Up here on this part of the Maine Coast, the landscape tends to be rugged—rocky shorelines punctuated by stark pine and spruce trees, landscapes softened by the occasional meadows of a saltwater farm. Architecturally, the coast is populated by a mix of classic old New England architecture, utilitarian structures, and summer cottages, most of which follow the traditional, fairly organic shingled bungalow or cottage styles. A few times, genuine grandeur comes into play, and in the early 20th century, quite a number of Italian style villas, stucco with red tile roofs sprang up in the more fashionable locations. In recent years, a few modernist buildings have made inroads—as I type this, a lavish compound by Gwathmey Siegel, more usually associated with the Hamptons, is going up in nearby Northeast Harbor, replacing a simple old cottage by Peabody & Stearns. But to the architecturally aware boater along the coast, few sights are more surprising than this house, a prairie style house that has somehow blown in and landed on a rocky ledge amidst the pine and spruce on the harbor shore, a location as far in spirit from the midwestern prairies as can be imagined.

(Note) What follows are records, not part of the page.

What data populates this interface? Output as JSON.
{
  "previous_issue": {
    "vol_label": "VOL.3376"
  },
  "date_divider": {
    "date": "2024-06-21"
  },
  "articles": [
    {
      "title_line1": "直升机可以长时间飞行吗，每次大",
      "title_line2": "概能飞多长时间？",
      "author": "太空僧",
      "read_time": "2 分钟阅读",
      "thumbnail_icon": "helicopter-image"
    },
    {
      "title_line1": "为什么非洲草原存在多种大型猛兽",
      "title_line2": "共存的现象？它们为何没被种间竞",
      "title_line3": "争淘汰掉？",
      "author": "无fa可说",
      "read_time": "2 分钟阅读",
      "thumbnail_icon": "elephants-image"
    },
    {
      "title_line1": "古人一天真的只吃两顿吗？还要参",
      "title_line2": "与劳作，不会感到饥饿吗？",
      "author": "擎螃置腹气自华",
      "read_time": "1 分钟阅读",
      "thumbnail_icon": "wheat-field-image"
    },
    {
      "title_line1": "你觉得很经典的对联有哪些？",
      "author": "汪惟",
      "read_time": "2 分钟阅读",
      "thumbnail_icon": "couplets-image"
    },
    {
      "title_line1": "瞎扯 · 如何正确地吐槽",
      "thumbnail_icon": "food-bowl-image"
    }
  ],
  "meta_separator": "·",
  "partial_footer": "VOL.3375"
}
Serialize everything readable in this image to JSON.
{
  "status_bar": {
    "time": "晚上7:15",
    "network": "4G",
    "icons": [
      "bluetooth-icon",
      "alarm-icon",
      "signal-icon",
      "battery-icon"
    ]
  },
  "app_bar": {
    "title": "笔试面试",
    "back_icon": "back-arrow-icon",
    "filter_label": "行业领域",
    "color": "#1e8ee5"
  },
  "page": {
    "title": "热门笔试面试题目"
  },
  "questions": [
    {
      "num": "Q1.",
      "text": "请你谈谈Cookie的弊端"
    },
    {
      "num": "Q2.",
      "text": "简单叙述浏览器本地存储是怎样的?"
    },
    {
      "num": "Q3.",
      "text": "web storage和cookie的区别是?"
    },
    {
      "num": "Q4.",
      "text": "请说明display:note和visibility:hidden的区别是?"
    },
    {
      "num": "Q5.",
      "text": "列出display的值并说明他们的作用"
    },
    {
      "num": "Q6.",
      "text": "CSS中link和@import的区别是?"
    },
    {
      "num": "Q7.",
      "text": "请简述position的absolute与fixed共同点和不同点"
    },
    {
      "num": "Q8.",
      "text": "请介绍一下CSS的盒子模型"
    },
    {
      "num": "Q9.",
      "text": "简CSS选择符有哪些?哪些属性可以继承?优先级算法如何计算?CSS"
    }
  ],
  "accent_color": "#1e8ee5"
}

The house was built for Otis Ward Hinckley, owner of the Hinckley & Schmidt bottling company in Chicago. Mr. Hinckley had Maine roots, being the great-grandson of Reverend Jonathan Fisher (see last Saturday’s post).
Side view from drive.
O.W. Hinckley’s main residence was a roomy traditional house in the Chicago suburb of Evanston, near Oak Park. where Frank Lloyd Wright was developing his distinctive early style. It is obvious that Hinckley was well aware of the work going on in the Chicago area. Gossip has always had it that he contacted Wright to design this house, and stern Yankee businessman that he was, found Wright too expensive and uncompromising. Whatever the true story, in 1911 Hinckley instead contacted his distant cousin, Wallace Hinckley, a recent graduate of Carnegie Tech, who had just started his career (and incidentally was one of my great-grandfather’s closest friends), and according to his daughter who later owned the house, basically said, ‘here, design me one of these’. The result was a house loosely modeled on the Ward Willitts house by Wright, but far more simply detailed. The cost was $15,000. Inside, there were six rooms centered around a huge living room. The Prairie influence did not carry over to the interiors, which were in standard issue Maine summer house Arts & Crafts, with a large beach stone fireplace on the interior wall.
The little estate, including a charming water tower, was inherited by O.W. Hinckley’s daughter, Ethelwynne, who, selling her father’s company to Schweppes, decamped Chicago for the more convivial Colony Club in the winter, and her Prairie style house in Maine in the summer. The house is still in private hands, and is listed in the National Register of Historic places—-as a rare example of the Prairie style adapted to the Maine Coast, of course.
By way of comparison, the actual Willits House by Wright